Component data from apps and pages
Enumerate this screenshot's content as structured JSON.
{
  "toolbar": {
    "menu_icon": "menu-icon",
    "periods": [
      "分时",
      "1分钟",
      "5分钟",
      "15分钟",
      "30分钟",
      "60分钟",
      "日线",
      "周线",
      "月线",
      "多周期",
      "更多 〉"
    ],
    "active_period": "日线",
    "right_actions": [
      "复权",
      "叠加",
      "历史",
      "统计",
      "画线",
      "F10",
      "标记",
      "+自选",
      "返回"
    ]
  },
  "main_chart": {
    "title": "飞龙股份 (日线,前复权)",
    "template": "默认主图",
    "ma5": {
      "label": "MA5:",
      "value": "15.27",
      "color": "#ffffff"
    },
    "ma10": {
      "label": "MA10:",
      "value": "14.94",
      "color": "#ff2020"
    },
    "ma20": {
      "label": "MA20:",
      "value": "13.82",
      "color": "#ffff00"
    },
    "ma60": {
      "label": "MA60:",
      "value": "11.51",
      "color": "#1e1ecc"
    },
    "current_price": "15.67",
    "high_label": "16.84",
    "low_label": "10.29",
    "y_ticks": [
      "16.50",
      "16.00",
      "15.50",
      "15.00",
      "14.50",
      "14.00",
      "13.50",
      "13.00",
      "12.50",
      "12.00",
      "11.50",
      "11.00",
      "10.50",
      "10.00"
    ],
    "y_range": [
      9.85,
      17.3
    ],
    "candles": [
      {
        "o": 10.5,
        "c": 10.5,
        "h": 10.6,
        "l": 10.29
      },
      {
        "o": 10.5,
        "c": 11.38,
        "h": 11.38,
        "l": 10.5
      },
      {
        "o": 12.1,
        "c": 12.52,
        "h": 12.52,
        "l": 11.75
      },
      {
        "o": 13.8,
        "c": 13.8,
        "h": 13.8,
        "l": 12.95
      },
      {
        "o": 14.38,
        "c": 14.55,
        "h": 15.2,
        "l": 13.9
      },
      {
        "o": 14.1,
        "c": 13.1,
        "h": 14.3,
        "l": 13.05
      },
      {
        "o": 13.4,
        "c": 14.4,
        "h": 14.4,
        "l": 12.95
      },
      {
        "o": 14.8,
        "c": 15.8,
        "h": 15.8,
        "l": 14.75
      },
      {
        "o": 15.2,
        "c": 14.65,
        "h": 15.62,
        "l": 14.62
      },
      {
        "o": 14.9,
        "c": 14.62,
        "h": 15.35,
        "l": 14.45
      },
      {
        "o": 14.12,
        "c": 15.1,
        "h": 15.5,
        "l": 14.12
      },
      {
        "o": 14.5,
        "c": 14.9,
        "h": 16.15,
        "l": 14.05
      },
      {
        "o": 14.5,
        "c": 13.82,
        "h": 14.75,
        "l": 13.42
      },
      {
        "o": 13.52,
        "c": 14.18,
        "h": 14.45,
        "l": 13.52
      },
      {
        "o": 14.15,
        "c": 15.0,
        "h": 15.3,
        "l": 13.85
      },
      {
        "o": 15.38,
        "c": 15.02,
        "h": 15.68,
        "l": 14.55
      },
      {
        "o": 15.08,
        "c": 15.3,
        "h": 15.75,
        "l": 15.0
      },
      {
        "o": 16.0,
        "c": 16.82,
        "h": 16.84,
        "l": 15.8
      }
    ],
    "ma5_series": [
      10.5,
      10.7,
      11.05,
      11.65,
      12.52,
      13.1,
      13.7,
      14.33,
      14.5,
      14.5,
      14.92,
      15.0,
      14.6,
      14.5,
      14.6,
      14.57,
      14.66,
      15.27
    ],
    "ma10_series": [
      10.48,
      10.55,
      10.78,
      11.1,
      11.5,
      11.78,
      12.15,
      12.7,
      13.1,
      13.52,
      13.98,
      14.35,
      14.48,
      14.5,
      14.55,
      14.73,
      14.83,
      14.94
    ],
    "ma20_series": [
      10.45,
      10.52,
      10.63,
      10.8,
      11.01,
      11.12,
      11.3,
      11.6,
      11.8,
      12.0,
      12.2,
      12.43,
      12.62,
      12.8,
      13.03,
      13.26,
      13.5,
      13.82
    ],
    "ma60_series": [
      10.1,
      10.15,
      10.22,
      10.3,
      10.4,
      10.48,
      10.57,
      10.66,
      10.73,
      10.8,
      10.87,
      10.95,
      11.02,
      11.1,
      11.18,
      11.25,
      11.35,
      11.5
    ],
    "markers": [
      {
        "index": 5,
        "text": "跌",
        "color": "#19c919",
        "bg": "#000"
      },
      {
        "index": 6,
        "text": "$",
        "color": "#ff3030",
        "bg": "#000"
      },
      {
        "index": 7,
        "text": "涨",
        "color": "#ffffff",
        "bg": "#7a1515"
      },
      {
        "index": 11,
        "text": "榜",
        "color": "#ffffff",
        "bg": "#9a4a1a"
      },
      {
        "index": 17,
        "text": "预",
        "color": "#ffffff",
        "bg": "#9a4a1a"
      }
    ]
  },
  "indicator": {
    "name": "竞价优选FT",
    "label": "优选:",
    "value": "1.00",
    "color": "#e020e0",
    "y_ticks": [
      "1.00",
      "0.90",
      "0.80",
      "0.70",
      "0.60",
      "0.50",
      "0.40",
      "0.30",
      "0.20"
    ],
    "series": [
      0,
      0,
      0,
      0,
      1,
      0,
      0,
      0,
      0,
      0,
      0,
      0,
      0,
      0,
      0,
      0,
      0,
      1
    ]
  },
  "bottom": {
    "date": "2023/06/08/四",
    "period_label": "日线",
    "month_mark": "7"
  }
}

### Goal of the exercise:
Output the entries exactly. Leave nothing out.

### Response to the task:
Enumerate this screenshot's content as structured JSON.
{
  "toolbar": {
    "menu_icon": "menu-icon",
    "periods": [
      "分时",
      "1分钟",
      "5分钟",
      "15分钟",
      "30分钟",
      "60分钟",
      "日线",
      "周线",
      "月线",
      "多周期",
      "更多 〉"
    ],
    "active_period": "日线",
    "right_actions": [
      "复权",
      "叠加",
      "历史",
      "统计",
      "画线",
      "F10",
      "标记",
      "+自选",
      "返回"
    ]
  },
  "main_chart": {
    "title": "飞龙股份 (日线,前复权)",
    "template": "默认主图",
    "ma5": {
      "label": "MA5:",
      "value": "15.27",
      "color": "#ffffff"
    },
    "ma10": {
      "label": "MA10:",
      "value": "14.94",
      "color": "#ff2020"
    },
    "ma20": {
      "label": "MA20:",
      "value": "13.82",
      "color": "#ffff00"
    },
    "ma60": {
      "label": "MA60:",
      "value": "11.51",
      "color": "#1e1ecc"
    },
    "current_price": "15.67",
    "high_label": "16.84",
    "low_label": "10.29",
    "y_ticks": [
      "16.50",
      "16.00",
      "15.50",
      "15.00",
      "14.50",
      "14.00",
      "13.50",
      "13.00",
      "12.50",
      "12.00",
      "11.50",
      "11.00",
      "10.50",
      "10.00"
    ],
    "y_range": [
      9.85,
      17.3
    ],
    "candles": [
      {
        "o": 10.5,
        "c": 10.5,
        "h": 10.6,
        "l": 10.29
      },
      {
        "o": 10.5,
        "c": 11.38,
        "h": 11.38,
        "l": 10.5
      },
      {
        "o": 12.1,
        "c": 12.52,
        "h": 12.52,
        "l": 11.75
      },
      {
        "o": 13.8,
        "c": 13.8,
        "h": 13.8,
        "l": 12.95
      },
      {
        "o": 14.38,
        "c": 14.55,
        "h": 15.2,
        "l": 13.9
      },
      {
        "o": 14.1,
        "c": 13.1,
        "h": 14.3,
        "l": 13.05
      },
      {
        "o": 13.4,
        "c": 14.4,
        "h": 14.4,
        "l": 12.95
      },
      {
        "o": 14.8,
        "c": 15.8,
        "h": 15.8,
        "l": 14.75
      },
      {
        "o": 15.2,
        "c": 14.65,
        "h": 15.62,
        "l": 14.62
      },
      {
        "o": 14.9,
        "c": 14.62,
        "h": 15.35,
        "l": 14.45
      },
      {
        "o": 14.12,
        "c": 15.1,
        "h": 15.5,
        "l": 14.12
      },
      {
        "o": 14.5,
        "c": 14.9,
        "h": 16.15,
        "l": 14.05
      },
      {
        "o": 14.5,
        "c": 13.82,
        "h": 14.75,
        "l": 13.42
      },
      {
        "o": 13.52,
        "c": 14.18,
        "h": 14.45,
        "l": 13.52
      },
      {
        "o": 14.15,
        "c": 15.0,
        "h": 15.3,
        "l": 13.85
      },
      {
        "o": 15.38,
        "c": 15.02,
        "h": 15.68,
        "l": 14.55
      },
      {
        "o": 15.08,
        "c": 15.3,
        "h": 15.75,
        "l": 15.0
      },
      {
        "o": 16.0,
        "c": 16.82,
        "h": 16.84,
        "l": 15.8
      }
    ],
    "ma5_series": [
      10.5,
      10.7,
      11.05,
      11.65,
      12.52,
      13.1,
      13.7,
      14.33,
      14.5,
      14.5,
      14.92,
      15.0,
      14.6,
      14.5,
      14.6,
      14.57,
      14.66,
      15.27
    ],
    "ma10_series": [
      10.48,
      10.55,
      10.78,
      11.1,
      11.5,
      11.78,
      12.15,
      12.7,
      13.1,
      13.52,
      13.98,
      14.35,
      14.48,
      14.5,
      14.55,
      14.73,
      14.83,
      14.94
    ],
    "ma20_series": [
      10.45,
      10.52,
      10.63,
      10.8,
      11.01,
      11.12,
      11.3,
      11.6,
      11.8,
      12.0,
      12.2,
      12.43,
      12.62,
      12.8,
      13.03,
      13.26,
      13.5,
      13.82
    ],
    "ma60_series": [
      10.1,
      10.15,
      10.22,
      10.3,
      10.4,
      10.48,
      10.57,
      10.66,
      10.73,
      10.8,
      10.87,
      10.95,
      11.02,
      11.1,
      11.18,
      11.25,
      11.35,
      11.5
    ],
    "markers": [
      {
        "index": 5,
        "text": "跌",
        "color": "#19c919",
        "bg": "#000"
      },
      {
        "index": 6,
        "text": "$",
        "color": "#ff3030",
        "bg": "#000"
      },
      {
        "index": 7,
        "text": "涨",
        "color": "#ffffff",
        "bg": "#7a1515"
      },
      {
        "index": 11,
        "text": "榜",
        "color": "#ffffff",
        "bg": "#9a4a1a"
      },
      {
        "index": 17,
        "text": "预",
        "color": "#ffffff",
        "bg": "#9a4a1a"
      }
    ]
  },
  "indicator": {
    "name": "竞价优选FT",
    "label": "优选:",
    "value": "1.00",
    "color": "#e020e0",
    "y_ticks": [
      "1.00",
      "0.90",
      "0.80",
      "0.70",
      "0.60",
      "0.50",
      "0.40",
      "0.30",
      "0.20"
    ],
    "series": [
      0,
      0,
      0,
      0,
      1,
      0,
      0,
      0,
      0,
      0,
      0,
      0,
      0,
      0,
      0,
      0,
      0,
      1
    ]
  },
  "bottom": {
    "date": "2023/06/08/四",
    "period_label": "日线",
    "month_mark": "7"
  }
}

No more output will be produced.